**TASK DESCRIPTION**: Where a line of the data below has the string "Value", copy that line.

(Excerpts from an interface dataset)
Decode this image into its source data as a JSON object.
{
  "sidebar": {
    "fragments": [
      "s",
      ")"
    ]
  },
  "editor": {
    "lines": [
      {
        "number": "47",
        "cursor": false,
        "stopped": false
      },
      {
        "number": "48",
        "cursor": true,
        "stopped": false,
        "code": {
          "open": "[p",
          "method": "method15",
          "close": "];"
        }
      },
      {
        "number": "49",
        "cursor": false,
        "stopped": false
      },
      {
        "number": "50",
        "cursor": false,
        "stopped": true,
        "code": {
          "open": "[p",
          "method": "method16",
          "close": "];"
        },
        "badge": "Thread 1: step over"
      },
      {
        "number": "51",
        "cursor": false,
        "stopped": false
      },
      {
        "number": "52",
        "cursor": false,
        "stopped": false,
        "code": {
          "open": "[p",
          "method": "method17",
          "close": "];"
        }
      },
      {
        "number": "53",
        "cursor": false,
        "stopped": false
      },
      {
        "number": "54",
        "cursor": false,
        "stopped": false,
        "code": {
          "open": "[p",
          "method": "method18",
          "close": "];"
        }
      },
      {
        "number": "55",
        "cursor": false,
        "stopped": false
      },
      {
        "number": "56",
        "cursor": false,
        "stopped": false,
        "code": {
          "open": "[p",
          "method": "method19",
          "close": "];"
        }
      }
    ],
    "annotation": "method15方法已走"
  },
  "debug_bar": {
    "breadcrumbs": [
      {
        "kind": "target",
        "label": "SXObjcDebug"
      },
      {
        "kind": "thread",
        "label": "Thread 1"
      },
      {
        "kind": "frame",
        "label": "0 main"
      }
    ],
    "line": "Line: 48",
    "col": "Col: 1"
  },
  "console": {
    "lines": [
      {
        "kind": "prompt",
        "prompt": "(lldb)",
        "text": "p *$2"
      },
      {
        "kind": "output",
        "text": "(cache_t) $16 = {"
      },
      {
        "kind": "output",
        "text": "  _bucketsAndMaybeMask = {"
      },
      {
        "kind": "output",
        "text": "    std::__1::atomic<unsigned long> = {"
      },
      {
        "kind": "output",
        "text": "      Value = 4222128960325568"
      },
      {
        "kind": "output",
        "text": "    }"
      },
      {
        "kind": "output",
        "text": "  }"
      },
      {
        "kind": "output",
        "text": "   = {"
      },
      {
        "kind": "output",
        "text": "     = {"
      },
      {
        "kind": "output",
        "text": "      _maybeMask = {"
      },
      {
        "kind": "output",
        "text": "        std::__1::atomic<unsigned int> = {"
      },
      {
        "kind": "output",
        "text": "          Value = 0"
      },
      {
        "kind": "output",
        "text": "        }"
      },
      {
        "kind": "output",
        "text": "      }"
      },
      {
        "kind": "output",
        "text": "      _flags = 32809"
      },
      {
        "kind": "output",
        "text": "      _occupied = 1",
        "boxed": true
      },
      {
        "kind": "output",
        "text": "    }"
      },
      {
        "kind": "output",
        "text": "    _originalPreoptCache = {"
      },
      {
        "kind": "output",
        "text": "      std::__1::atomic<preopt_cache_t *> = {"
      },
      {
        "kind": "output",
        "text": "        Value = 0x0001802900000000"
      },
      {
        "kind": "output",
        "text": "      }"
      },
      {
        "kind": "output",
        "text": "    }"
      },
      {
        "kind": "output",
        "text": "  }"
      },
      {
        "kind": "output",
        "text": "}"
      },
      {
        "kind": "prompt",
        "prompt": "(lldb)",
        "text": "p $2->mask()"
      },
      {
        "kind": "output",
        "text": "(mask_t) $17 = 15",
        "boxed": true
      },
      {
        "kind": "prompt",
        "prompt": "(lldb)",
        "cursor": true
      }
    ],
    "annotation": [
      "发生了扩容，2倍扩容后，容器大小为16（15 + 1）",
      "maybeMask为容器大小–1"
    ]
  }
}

**SOLVED EXERCISE**:
        "text": "      Value = 4222128960325568"
        "text": "          Value = 0"
        "text": "        Value = 0x0001802900000000"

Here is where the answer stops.